### What needs to be done
Return the data below in full, matching every line exactly.

[App and web page records]
>>>>>

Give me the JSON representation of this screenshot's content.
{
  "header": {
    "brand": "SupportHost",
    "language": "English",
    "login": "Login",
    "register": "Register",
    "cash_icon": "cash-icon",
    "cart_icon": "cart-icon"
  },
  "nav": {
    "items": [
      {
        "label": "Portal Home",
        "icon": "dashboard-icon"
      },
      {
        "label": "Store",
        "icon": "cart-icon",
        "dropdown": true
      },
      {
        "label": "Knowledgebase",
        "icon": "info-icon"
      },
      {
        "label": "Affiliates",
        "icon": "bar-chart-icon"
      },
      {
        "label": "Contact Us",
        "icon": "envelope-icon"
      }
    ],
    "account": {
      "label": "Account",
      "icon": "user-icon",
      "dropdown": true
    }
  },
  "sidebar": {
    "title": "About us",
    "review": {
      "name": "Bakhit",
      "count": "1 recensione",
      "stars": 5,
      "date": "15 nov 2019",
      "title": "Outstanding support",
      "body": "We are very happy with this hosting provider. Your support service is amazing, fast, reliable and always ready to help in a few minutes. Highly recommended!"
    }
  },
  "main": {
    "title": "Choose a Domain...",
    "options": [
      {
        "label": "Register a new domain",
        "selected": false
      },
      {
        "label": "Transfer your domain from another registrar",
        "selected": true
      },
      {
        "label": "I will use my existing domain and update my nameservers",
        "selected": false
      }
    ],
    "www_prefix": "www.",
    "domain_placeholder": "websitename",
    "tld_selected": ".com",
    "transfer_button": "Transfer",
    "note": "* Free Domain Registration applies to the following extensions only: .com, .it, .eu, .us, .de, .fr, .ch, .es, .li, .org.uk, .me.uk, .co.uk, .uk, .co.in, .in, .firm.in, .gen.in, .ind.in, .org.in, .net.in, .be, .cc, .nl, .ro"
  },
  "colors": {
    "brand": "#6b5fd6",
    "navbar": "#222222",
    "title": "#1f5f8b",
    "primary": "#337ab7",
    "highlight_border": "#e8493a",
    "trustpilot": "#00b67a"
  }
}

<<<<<

### Response to the task
Give me the JSON representation of this screenshot's content.
{
  "header": {
    "brand": "SupportHost",
    "language": "English",
    "login": "Login",
    "register": "Register",
    "cash_icon": "cash-icon",
    "cart_icon": "cart-icon"
  },
  "nav": {
    "items": [
      {
        "label": "Portal Home",
        "icon": "dashboard-icon"
      },
      {
        "label": "Store",
        "icon": "cart-icon",
        "dropdown": true
      },
      {
        "label": "Knowledgebase",
        "icon": "info-icon"
      },
      {
        "label": "Affiliates",
        "icon": "bar-chart-icon"
      },
      {
        "label": "Contact Us",
        "icon": "envelope-icon"
      }
    ],
    "account": {
      "label": "Account",
      "icon": "user-icon",
      "dropdown": true
    }
  },
  "sidebar": {
    "title": "About us",
    "review": {
      "name": "Bakhit",
      "count": "1 recensione",
      "stars": 5,
      "date": "15 nov 2019",
      "title": "Outstanding support",
      "body": "We are very happy with this hosting provider. Your support service is amazing, fast, reliable and always ready to help in a few minutes. Highly recommended!"
    }
  },
  "main": {
    "title": "Choose a Domain...",
    "options": [
      {
        "label": "Register a new domain",
        "selected": false
      },
      {
        "label": "Transfer your domain from another registrar",
        "selected": true
      },
      {
        "label": "I will use my existing domain and update my nameservers",
        "selected": false
      }
    ],
    "www_prefix": "www.",
    "domain_placeholder": "websitename",
    "tld_selected": ".com",
    "transfer_button": "Transfer",
    "note": "* Free Domain Registration applies to the following extensions only: .com, .it, .eu, .us, .de, .fr, .ch, .es, .li, .org.uk, .me.uk, .co.uk, .uk, .co.in, .in, .firm.in, .gen.in, .ind.in, .org.in, .net.in, .be, .cc, .nl, .ro"
  },
  "colors": {
    "brand": "#6b5fd6",
    "navbar": "#222222",
    "title": "#1f5f8b",
    "primary": "#337ab7",
    "highlight_border": "#e8493a",
    "trustpilot": "#00b67a"
  }
}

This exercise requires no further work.